Recent Posts

Archive

Tags

  • Jen Curtis

C-Section Scar Massage

C-section scar massage is probably the biggest thing you can do to help your recovery that you're NOT doing. In fact, most women have never even heard of it. And a lot of women won't dare to touch their scar, even years after giving birth.

After other types of surgery, physios often encourage patients to get moving early on, and will perform some scar tissue massage, we know that it can really help the healing process and prevent complications later down the line.

Lots of women report numbness, sensitivity, soreness, swelling or pain in the area, years after their c-section(s). Starting some massage early on can help prevent these sorts of issues.

Why does it help?

What happens is all the layers of tissues, when healthy, are supposed to slide and glide over one another. After having surgery, they form adhesions - or kind of stick together in places. Massage helps mitigate this, but also helps the scar tissue become more supple.

It can also encourage the removal of waste products from the area, further aiding recovery of the tissues

When should you start?

You need to wait until the incision has healed completely.

I consulted with physio colleagues about it after mine and they got me doing some gentle massage 3-4 weeks post-birth, but this will vary a little for everyone.

How do you do it?

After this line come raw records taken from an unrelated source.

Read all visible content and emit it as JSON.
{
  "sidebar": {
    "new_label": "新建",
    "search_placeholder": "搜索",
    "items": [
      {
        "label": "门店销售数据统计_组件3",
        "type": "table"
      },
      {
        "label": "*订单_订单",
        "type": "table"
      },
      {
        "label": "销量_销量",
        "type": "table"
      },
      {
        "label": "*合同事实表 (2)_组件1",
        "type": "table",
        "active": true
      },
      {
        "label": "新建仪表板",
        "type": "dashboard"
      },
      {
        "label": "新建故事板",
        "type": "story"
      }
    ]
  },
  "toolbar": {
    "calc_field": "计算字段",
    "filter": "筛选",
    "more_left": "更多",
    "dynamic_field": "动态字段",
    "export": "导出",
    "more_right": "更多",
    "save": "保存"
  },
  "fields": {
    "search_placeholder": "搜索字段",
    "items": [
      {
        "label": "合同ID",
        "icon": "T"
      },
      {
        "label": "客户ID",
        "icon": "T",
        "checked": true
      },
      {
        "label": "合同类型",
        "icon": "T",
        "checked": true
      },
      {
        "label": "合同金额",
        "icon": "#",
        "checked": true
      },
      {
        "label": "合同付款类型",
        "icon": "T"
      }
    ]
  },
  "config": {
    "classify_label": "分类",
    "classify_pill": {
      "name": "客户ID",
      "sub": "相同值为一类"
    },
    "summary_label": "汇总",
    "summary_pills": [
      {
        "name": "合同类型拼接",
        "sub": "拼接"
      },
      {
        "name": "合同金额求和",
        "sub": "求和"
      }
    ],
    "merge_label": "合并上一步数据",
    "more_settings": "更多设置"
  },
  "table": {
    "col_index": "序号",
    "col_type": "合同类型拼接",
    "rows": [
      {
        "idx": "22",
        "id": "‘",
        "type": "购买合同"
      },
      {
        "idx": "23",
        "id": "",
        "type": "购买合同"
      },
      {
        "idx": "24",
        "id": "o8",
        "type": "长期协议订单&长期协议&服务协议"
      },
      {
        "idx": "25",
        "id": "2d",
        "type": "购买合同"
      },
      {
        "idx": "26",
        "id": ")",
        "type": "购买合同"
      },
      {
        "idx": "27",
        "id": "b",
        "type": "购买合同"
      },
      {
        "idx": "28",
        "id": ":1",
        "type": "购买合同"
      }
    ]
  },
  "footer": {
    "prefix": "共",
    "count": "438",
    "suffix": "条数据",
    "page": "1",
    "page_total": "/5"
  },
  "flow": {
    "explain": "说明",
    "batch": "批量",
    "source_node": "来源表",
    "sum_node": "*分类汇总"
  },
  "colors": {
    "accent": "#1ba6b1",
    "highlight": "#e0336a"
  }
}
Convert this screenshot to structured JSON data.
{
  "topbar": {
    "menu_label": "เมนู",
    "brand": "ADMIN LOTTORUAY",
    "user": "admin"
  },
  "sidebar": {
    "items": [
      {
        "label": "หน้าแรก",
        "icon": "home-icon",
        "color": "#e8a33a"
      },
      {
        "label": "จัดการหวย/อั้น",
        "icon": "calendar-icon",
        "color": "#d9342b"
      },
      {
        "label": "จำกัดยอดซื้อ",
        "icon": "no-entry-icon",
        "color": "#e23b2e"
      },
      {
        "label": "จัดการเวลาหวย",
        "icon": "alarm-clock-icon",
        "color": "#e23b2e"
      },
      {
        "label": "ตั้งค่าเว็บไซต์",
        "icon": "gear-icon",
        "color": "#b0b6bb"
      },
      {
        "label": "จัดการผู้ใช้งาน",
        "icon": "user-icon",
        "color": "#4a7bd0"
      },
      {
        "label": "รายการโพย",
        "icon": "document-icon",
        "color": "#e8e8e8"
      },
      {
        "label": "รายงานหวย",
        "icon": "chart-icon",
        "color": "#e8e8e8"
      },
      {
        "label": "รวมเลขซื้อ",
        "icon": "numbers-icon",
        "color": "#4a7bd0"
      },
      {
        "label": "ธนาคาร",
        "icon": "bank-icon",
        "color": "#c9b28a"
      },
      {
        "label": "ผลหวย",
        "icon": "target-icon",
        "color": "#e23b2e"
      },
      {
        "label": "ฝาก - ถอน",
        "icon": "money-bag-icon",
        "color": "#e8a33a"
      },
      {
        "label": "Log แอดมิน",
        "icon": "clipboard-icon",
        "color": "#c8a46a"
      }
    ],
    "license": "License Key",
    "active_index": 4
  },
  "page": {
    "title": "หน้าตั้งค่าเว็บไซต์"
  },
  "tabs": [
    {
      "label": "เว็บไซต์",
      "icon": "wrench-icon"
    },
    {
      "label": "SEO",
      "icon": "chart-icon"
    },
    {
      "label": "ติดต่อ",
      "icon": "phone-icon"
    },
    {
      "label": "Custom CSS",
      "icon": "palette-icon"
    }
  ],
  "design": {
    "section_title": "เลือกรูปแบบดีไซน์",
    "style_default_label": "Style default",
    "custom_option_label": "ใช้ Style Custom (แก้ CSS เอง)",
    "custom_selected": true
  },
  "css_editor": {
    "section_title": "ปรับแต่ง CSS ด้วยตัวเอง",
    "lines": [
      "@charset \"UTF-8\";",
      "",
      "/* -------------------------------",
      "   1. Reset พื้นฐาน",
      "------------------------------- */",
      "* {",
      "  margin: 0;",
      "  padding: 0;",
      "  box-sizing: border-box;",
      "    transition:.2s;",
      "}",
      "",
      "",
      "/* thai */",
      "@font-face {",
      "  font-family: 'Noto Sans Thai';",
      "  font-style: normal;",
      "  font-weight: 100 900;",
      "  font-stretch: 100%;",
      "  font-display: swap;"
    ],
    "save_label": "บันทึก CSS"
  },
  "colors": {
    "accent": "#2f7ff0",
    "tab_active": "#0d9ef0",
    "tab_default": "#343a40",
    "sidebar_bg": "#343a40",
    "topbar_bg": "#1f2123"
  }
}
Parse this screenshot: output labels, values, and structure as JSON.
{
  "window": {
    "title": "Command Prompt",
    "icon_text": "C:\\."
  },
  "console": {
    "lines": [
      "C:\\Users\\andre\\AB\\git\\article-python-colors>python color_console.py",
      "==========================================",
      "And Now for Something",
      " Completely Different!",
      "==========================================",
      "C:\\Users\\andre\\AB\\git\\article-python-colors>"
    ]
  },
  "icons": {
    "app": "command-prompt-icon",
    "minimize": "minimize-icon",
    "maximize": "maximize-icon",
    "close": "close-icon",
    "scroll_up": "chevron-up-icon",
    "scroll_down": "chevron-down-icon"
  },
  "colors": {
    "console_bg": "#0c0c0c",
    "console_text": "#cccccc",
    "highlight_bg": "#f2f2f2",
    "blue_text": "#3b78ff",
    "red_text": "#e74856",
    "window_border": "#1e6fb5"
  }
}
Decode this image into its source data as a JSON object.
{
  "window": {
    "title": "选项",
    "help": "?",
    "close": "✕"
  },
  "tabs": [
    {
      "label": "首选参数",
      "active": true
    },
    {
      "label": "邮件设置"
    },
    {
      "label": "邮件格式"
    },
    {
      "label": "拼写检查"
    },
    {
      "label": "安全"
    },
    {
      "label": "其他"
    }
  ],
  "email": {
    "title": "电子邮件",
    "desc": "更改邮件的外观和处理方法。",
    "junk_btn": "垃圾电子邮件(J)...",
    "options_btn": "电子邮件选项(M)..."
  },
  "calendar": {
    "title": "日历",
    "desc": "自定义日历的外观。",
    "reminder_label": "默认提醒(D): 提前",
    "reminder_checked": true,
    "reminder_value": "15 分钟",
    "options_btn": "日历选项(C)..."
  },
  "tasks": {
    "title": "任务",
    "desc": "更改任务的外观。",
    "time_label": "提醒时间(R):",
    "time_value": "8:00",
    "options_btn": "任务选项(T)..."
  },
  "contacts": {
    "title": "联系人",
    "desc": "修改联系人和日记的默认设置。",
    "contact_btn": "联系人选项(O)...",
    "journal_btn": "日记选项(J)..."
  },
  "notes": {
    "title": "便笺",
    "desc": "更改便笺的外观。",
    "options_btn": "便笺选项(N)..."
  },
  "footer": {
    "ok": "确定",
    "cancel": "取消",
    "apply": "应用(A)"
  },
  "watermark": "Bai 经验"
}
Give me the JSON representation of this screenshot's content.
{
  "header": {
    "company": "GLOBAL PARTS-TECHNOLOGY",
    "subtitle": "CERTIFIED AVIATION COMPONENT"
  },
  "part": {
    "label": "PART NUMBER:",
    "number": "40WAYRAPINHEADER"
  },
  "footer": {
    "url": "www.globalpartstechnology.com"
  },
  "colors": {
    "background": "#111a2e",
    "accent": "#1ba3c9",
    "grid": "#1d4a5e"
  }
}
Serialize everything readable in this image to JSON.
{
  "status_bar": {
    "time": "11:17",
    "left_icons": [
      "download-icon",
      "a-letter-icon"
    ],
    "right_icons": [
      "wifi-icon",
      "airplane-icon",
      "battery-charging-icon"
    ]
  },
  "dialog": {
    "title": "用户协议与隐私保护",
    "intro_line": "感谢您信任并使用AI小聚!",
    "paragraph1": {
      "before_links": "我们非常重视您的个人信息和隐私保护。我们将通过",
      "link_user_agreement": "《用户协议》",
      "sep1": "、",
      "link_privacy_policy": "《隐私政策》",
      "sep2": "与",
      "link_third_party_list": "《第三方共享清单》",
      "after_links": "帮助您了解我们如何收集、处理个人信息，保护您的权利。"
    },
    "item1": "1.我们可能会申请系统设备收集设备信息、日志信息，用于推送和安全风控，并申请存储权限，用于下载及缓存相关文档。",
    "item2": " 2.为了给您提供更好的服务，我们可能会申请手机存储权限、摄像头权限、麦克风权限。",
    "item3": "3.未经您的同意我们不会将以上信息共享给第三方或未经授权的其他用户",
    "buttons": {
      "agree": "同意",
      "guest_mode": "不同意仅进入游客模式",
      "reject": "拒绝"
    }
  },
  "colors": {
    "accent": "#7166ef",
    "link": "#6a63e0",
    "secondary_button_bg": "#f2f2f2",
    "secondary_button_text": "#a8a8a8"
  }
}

You have to be very gentle and careful in the beginning, you can place an index finger either side of the scar and wiggle it around a little, without putting any pressure directly on the scar. You should work your way along the entire length of the scar. It may feel a little uncomfortable, but it shouldn't hurt.

You may want to start off by doing it while lying in bed, or standing in front of the bathroom mirror - whatever feels more comfortable for you.

In the early stages, it may also be a good idea to gently massage the surrounding tissues, especially the stomach, as this can help to circulate lymph. Fluid can build up in the stomach area and massage can help to clear it out. (It definitely won't make your tummy "ping" back into place, but it may help bring the swelling down a bit).

Once everything is completely healed, it's a lot easier to incorporate it into your weekly routine as you don't have to be careful and you can just do it in the shower with soap. You can go over the scar itself and apply much more pressure.

(It's worth noting here that when I got my bandages removed after a couple of days, I was told to wash the area with soapy water twice a day - while you won't want to massage the area at this stage, you might think of it as the prelude to massage, by gently touching the scar).

Why haven't I heard of this before? Why does no-one talk about this?

Physios use scar tissue massage with other types of surgery, but no-one talks about it with c-sections! It's bonkers!

It's like all the early recovery stuff... I talked a lot about what do do from day 1 after a c-section, how to slowly incorporate movement into your daily routine to prevent aches and pains. After any other surgery, physios get involved immediately to get you moving, even though it hurts. We know that not moving at all is a great way to get stiff, that movement, even with injury, is important for getting blood and lymph flowing and preventing aches and pains.

But when I discussed these things online, I literally got hate mail from someone that my message is damaging to women, that I shouldn't be telling them to do anything other than remain completely still in bed - this idea is so ingrained in us, but it's not how we approach recovery from other events like injuries, illness or surgery. We certainly encourage people to rest, and we don't encourage them to exercise, but gentle movement can absolutely be part of the rest and recovery phase.

I assume it's to do with the sheer numbers of women giving birth, logistically we can't give them all individual attention postpartum from physiotherapists, so we just tell them to rest.

It's also likely to do with people's inability to see the grey area. Most people have a binary approach to information, a kind of all-or-nothing attitude. They are either on a diet, or going bananas. They are either exercising every day, or doing no exercise whatsoever. It's very hard for most people to compute "just do a little bit of gentle movement". It gets interpreted as "go to a bootcamp, do some sprints and burpees".

You can find my blog post on early postpartum movement and recovery here.

The psychological side

It can be difficult for some women to touch, or even look at their scar, especially, but not only if they had a traumatic birth experience or if they didn't want a c-section.

It is important to internalize it, and to integrate it - both the experience and the physical scar. Denying it, avoiding it and shoving it to one side doesn't ever help. Touching, massaging and exploring the scar can really help process the experience and accept the scar as part of your body. It can bring up emotions for some, and for almost everyone it's difficult to look at in the beginning, but physically touching it with your own hands can help you own both the experience and the physical scar.

I’ve got some incredible content on the gram for you

©2019 BY JENNIFER CURTIS

  • Facebook - White Circle
  • Instagram - White Circle
  • YouTube - White Circle